Cornell Students for Animal Rights and Cornell Vegan Society stood in solidarity outside of Barton Hall during Sunday’s ClubFest, bearing signs of “Burning the Amazon is Genocide” and “Take Action” to protest the deforestation of the Amazon rainforest.
International outrage continues to grow over the massive destruction caused by forest fires currently burning across the vast Amazon rainforest. But much of the commentary in the West has failed to link the fires to Brazil’s new president, Jair Bolsonaro, and his collaborationist allies among the Brazilian business and political elite who are encouraging illegal miners, farmers and ranchers to slash and burn whatever land they deem fit for industry. Bolsonaro and his henchmen are dedicated to the unchecked destruction of the Amazon and its indigenous peoples for short-term profit, and the new Brazilian government is in power thanks to the efforts of a group of reactionary elites who wished to ensure that the 2018 election would be sufficiently rigged in their favor. Western commentary has also largely ignored the human toll of the destruction of the Amazon, as Brazil’s indigenous peoples are engaged in a struggle for their very right to exist. On July 23, a leader of the Wajãpi people in the Northern Amazon was stabbed to death by illegal gold miners on protected ancestral lands, part of a trend of escalating land invasions and violence against indigenous populations.
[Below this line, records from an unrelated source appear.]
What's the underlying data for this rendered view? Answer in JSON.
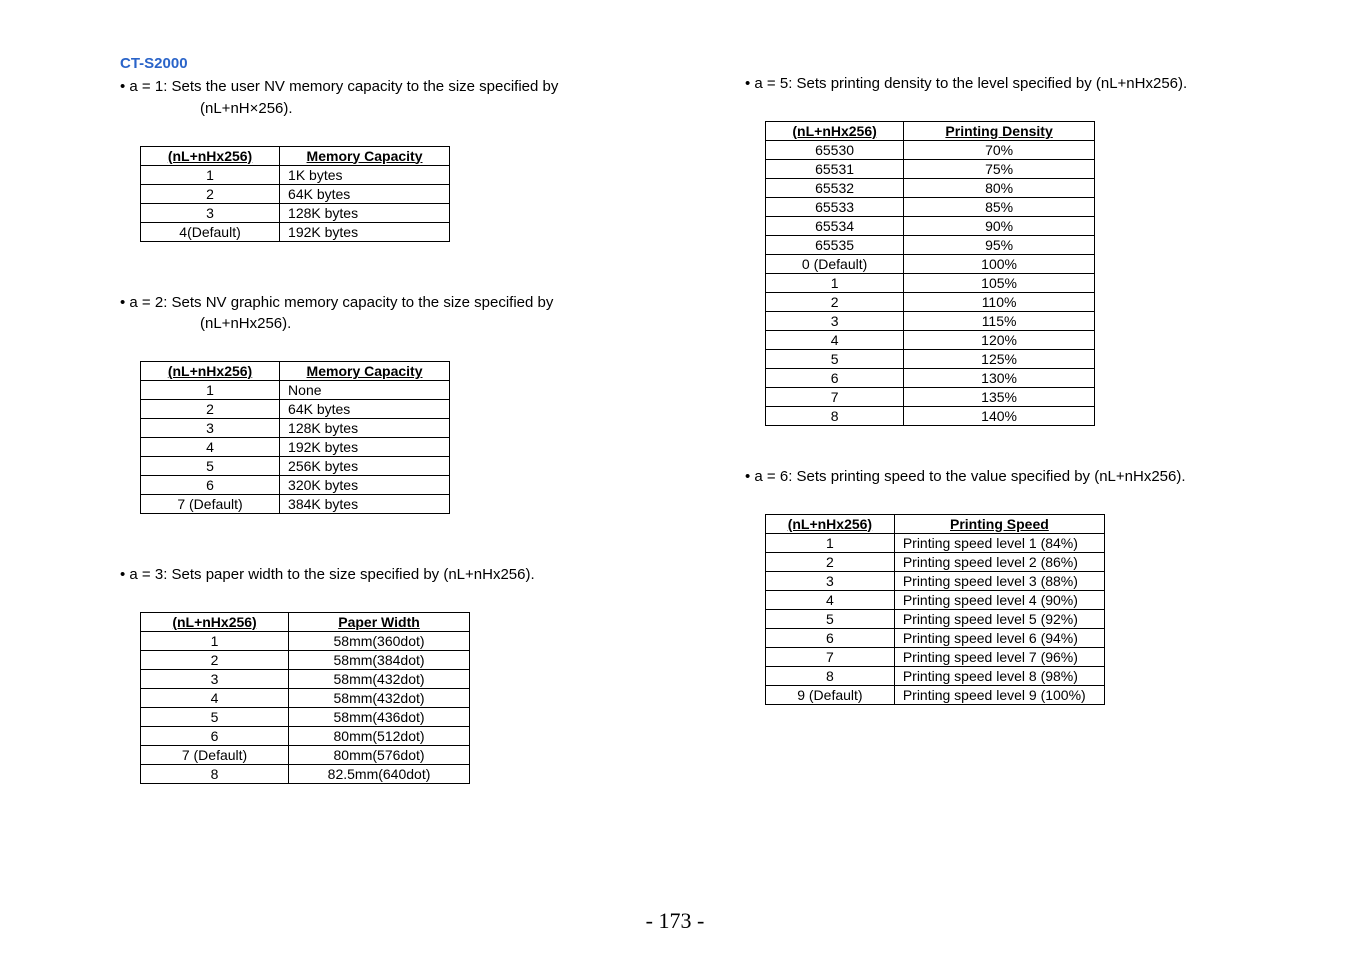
{
  "model": "CT-S2000",
  "bullets": {
    "a1_line1": "• a = 1: Sets the user NV memory capacity to the size specified by",
    "a1_line2": "(nL+nH×256).",
    "a2_line1": "• a = 2: Sets NV graphic memory capacity to the size specified by",
    "a2_line2": "(nL+nHx256).",
    "a3": "• a = 3: Sets paper width to the size specified by (nL+nHx256).",
    "a5": "• a = 5: Sets printing density to the level specified by (nL+nHx256).",
    "a6": "• a = 6: Sets printing speed to the value specified by (nL+nHx256)."
  },
  "headers": {
    "param": "(nL+nHx256)",
    "memcap": "Memory Capacity",
    "paperw": "Paper Width",
    "density": "Printing Density",
    "speed": "Printing Speed"
  },
  "t_a1": [
    {
      "k": "1",
      "v": "1K bytes"
    },
    {
      "k": "2",
      "v": "64K bytes"
    },
    {
      "k": "3",
      "v": "128K bytes"
    },
    {
      "k": "4(Default)",
      "v": "192K bytes"
    }
  ],
  "t_a2": [
    {
      "k": "1",
      "v": "None"
    },
    {
      "k": "2",
      "v": "64K bytes"
    },
    {
      "k": "3",
      "v": "128K bytes"
    },
    {
      "k": "4",
      "v": "192K bytes"
    },
    {
      "k": "5",
      "v": "256K bytes"
    },
    {
      "k": "6",
      "v": "320K bytes"
    },
    {
      "k": "7 (Default)",
      "v": "384K bytes"
    }
  ],
  "t_a3": [
    {
      "k": "1",
      "v": "58mm(360dot)"
    },
    {
      "k": "2",
      "v": "58mm(384dot)"
    },
    {
      "k": "3",
      "v": "58mm(432dot)"
    },
    {
      "k": "4",
      "v": "58mm(432dot)"
    },
    {
      "k": "5",
      "v": "58mm(436dot)"
    },
    {
      "k": "6",
      "v": "80mm(512dot)"
    },
    {
      "k": "7 (Default)",
      "v": "80mm(576dot)"
    },
    {
      "k": "8",
      "v": "82.5mm(640dot)"
    }
  ],
  "t_a5": [
    {
      "k": "65530",
      "v": "70%"
    },
    {
      "k": "65531",
      "v": "75%"
    },
    {
      "k": "65532",
      "v": "80%"
    },
    {
      "k": "65533",
      "v": "85%"
    },
    {
      "k": "65534",
      "v": "90%"
    },
    {
      "k": "65535",
      "v": "95%"
    },
    {
      "k": "0 (Default)",
      "v": "100%"
    },
    {
      "k": "1",
      "v": "105%"
    },
    {
      "k": "2",
      "v": "110%"
    },
    {
      "k": "3",
      "v": "115%"
    },
    {
      "k": "4",
      "v": "120%"
    },
    {
      "k": "5",
      "v": "125%"
    },
    {
      "k": "6",
      "v": "130%"
    },
    {
      "k": "7",
      "v": "135%"
    },
    {
      "k": "8",
      "v": "140%"
    }
  ],
  "t_a6": [
    {
      "k": "1",
      "v": "Printing speed level 1 (84%)"
    },
    {
      "k": "2",
      "v": "Printing speed level 2 (86%)"
    },
    {
      "k": "3",
      "v": "Printing speed level 3 (88%)"
    },
    {
      "k": "4",
      "v": "Printing speed level 4 (90%)"
    },
    {
      "k": "5",
      "v": "Printing speed level 5 (92%)"
    },
    {
      "k": "6",
      "v": "Printing speed level 6 (94%)"
    },
    {
      "k": "7",
      "v": "Printing speed level 7 (96%)"
    },
    {
      "k": "8",
      "v": "Printing speed level 8 (98%)"
    },
    {
      "k": "9 (Default)",
      "v": "Printing speed level 9 (100%)"
    }
  ],
  "chart_data": [
    {
      "type": "table",
      "title": "a=1 User NV memory capacity",
      "columns": [
        "(nL+nHx256)",
        "Memory Capacity"
      ],
      "rows": [
        [
          "1",
          "1K bytes"
        ],
        [
          "2",
          "64K bytes"
        ],
        [
          "3",
          "128K bytes"
        ],
        [
          "4(Default)",
          "192K bytes"
        ]
      ]
    },
    {
      "type": "table",
      "title": "a=2 NV graphic memory capacity",
      "columns": [
        "(nL+nHx256)",
        "Memory Capacity"
      ],
      "rows": [
        [
          "1",
          "None"
        ],
        [
          "2",
          "64K bytes"
        ],
        [
          "3",
          "128K bytes"
        ],
        [
          "4",
          "192K bytes"
        ],
        [
          "5",
          "256K bytes"
        ],
        [
          "6",
          "320K bytes"
        ],
        [
          "7 (Default)",
          "384K bytes"
        ]
      ]
    },
    {
      "type": "table",
      "title": "a=3 Paper width",
      "columns": [
        "(nL+nHx256)",
        "Paper Width"
      ],
      "rows": [
        [
          "1",
          "58mm(360dot)"
        ],
        [
          "2",
          "58mm(384dot)"
        ],
        [
          "3",
          "58mm(432dot)"
        ],
        [
          "4",
          "58mm(432dot)"
        ],
        [
          "5",
          "58mm(436dot)"
        ],
        [
          "6",
          "80mm(512dot)"
        ],
        [
          "7 (Default)",
          "80mm(576dot)"
        ],
        [
          "8",
          "82.5mm(640dot)"
        ]
      ]
    },
    {
      "type": "table",
      "title": "a=5 Printing density",
      "columns": [
        "(nL+nHx256)",
        "Printing Density"
      ],
      "rows": [
        [
          "65530",
          "70%"
        ],
        [
          "65531",
          "75%"
        ],
        [
          "65532",
          "80%"
        ],
        [
          "65533",
          "85%"
        ],
        [
          "65534",
          "90%"
        ],
        [
          "65535",
          "95%"
        ],
        [
          "0 (Default)",
          "100%"
        ],
        [
          "1",
          "105%"
        ],
        [
          "2",
          "110%"
        ],
        [
          "3",
          "115%"
        ],
        [
          "4",
          "120%"
        ],
        [
          "5",
          "125%"
        ],
        [
          "6",
          "130%"
        ],
        [
          "7",
          "135%"
        ],
        [
          "8",
          "140%"
        ]
      ]
    },
    {
      "type": "table",
      "title": "a=6 Printing speed",
      "columns": [
        "(nL+nHx256)",
        "Printing Speed"
      ],
      "rows": [
        [
          "1",
          "Printing speed level 1 (84%)"
        ],
        [
          "2",
          "Printing speed level 2 (86%)"
        ],
        [
          "3",
          "Printing speed level 3 (88%)"
        ],
        [
          "4",
          "Printing speed level 4 (90%)"
        ],
        [
          "5",
          "Printing speed level 5 (92%)"
        ],
        [
          "6",
          "Printing speed level 6 (94%)"
        ],
        [
          "7",
          "Printing speed level 7 (96%)"
        ],
        [
          "8",
          "Printing speed level 8 (98%)"
        ],
        [
          "9 (Default)",
          "Printing speed level 9 (100%)"
        ]
      ]
    }
  ],
  "page_number": "- 173 -"
}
Cornell Tech’s Roosevelt Island campus is located less than 2,000 feet from the planned headquarters, which the University believed to be a factor in the company’s decision to build in Long Island City, a rapidly gentrifying Queens neighborhood.
In 2012, when Cornell Tech first opened its doors at a temporary location housed in Google’s Chelsea office, they could not have thought it, not in their wildest dreams. In 2017, when Tech’s state-of-the-art campus on Roosevelt Island went online, they could not have imagined it. After all, Cornell Tech was then, and remains today a project largely in its infancy — the campus itself is not slated for completion until 2043. It’s still a work in progress. And yet, in the largest windfall for Tech since it was greenlit by Hizzoner Mayor Bloomberg seven years ago, Amazon has elected to construct its much-heralded HQ2 within a stone’s throw of the Roosevelt Island campus. This move opens the door to exciting new academic and commercial possibilities for students and faculty at Tech, and will no doubt launch the nascent graduate school to the top of any potential applicant’s list (and more than a few rankings lists as well, we’d imagine).